Stacking height
See also


Stacking height is the distance between the floor and the lowest point of overhead obstructions (maximum height of stacking). Overhead obstruction means[1]:

  • joists,
  • sprinkler heads,
  • rafters,
  • roof trusses,
  • beams,
  • lighting fixtures,
  • duct work .

Other definition says, it s determined number of pots (shipping boxes or carrier pallets) that can be stacked together. Stacking height may be transferred into cost factor - higher stacking is possible, more goods will fit in. Cost factor is one of the most important factors when stacking place is designed[2]

Maximum stacking height[edit]

Maximum stacking height depends on [3] [4]:

  • general conditions,
  • heights of the pallets,
  • load weights,
  • safety limits,
  • clearance height of the warehouse,
  • honeycombing,
  • fluctuations in the inventory level
  • the length of the lanes,
  • stacking rules,
  • the lane width and length,
  • type of product,
  • type of equipment (automated or manual).

Stacking strategy[edit]

Stacking strategy influence the final design of stacking place and costs which warehouse will produce.
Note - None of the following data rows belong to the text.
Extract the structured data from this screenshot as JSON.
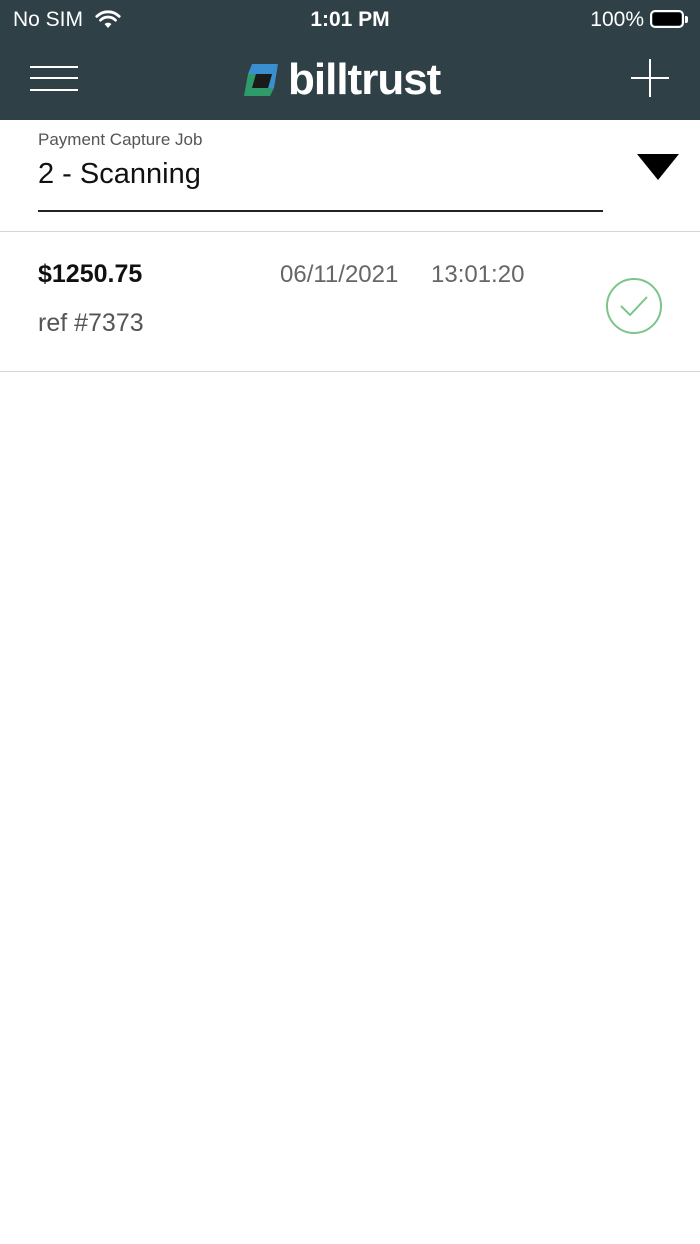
{
  "status_bar": {
    "carrier": "No SIM",
    "time": "1:01 PM",
    "battery": "100%"
  },
  "nav": {
    "brand": "billtrust",
    "menu_icon": "hamburger-menu-icon",
    "add_icon": "plus-icon"
  },
  "job_selector": {
    "label": "Payment Capture Job",
    "value": "2 - Scanning",
    "icon": "triangle-down-icon"
  },
  "payments": [
    {
      "amount": "$1250.75",
      "date": "06/11/2021",
      "time": "13:01:20",
      "ref": "ref #7373",
      "status_icon": "check-circle-icon"
    }
  ],
  "colors": {
    "header_bg": "#2f4047",
    "status_success": "#7cc58a",
    "logo_blue": "#3a8fd0",
    "logo_green": "#2f9a6a"
  }
}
The main objectives of stacking strategy are [5]:

  1. Storage space should be used in efficient way,
  2. Transportation time from quay to stack and beyond, (and vice versa) should be limited - usually four time dimensions are calculated: long term (years, decades), medium (months), short (days) and real (minutes and seconds),
  3. Reshuffles should be avoided - when bottom container is taken, top container has to be moved somewhere else which is called reshuffle or unproductive move and it takes time.

Depending on chosen stacking strategies, different products will land on different high[6]:

  • category stacking strategy will group products in categories and stack them accordingly,
  • residence time stacking will stack products depending on arrival or departure time.

Author: Jolanta Lesnicka

Footnotes[edit]

  1. Us Department Of Defense, (2008), p. 29
  2. Engelmann S., (2012), p. 192
  3. Derhamia S., Smith J. S., Gue K. R., (2016), p. 1 - 2
  4. Borgman B., Asperen E., Dekker R., (2010)
  5. Borgman B., Asperen E., Dekker R., (2010), p. 688
  6. Borgman B., Asperen E., Dekker R., (2010), p. 689

References[edit]